- May 31, 2017
- Massachusetts Budget and Policy Center
- Nicole Rodriguez
In a well-functioning economy, people who work full time should be able to earn enough to support themselves and their families. That’s important for families and for the overall economy, which relies on consumer spending to keep local businesses thriving. Unfortunately, the pattern of economic growth between the end of the Second World War and the 1970s – where wages generally grew at the same pace as economic productivity – has changed in recent decades. Since the 1970s, the value of wages for most workers has been stagnant while the benefits of economic growth have gone disproportionately to the highest income households.1 In recent years, minimum wage increases have begun to restore modest wage growth for lower wage workers.2 A number of states have now adopted laws to create a $15 minimum wage to spread these gains more widely.

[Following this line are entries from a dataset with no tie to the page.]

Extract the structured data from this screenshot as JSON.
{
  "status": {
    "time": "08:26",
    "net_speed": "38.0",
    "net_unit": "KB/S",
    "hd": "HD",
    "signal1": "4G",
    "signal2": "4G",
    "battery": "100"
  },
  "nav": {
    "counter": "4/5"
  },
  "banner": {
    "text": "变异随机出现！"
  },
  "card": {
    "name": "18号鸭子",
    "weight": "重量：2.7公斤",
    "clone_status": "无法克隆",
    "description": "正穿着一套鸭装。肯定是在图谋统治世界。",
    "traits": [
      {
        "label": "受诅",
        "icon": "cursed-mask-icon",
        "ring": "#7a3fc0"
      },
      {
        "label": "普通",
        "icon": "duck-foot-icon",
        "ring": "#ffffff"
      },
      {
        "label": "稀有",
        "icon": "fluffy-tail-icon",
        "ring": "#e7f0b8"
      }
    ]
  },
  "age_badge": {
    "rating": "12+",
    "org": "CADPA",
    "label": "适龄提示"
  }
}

This brief discusses commonly asked questions surrounding a $15 minimum wage in Massachusetts.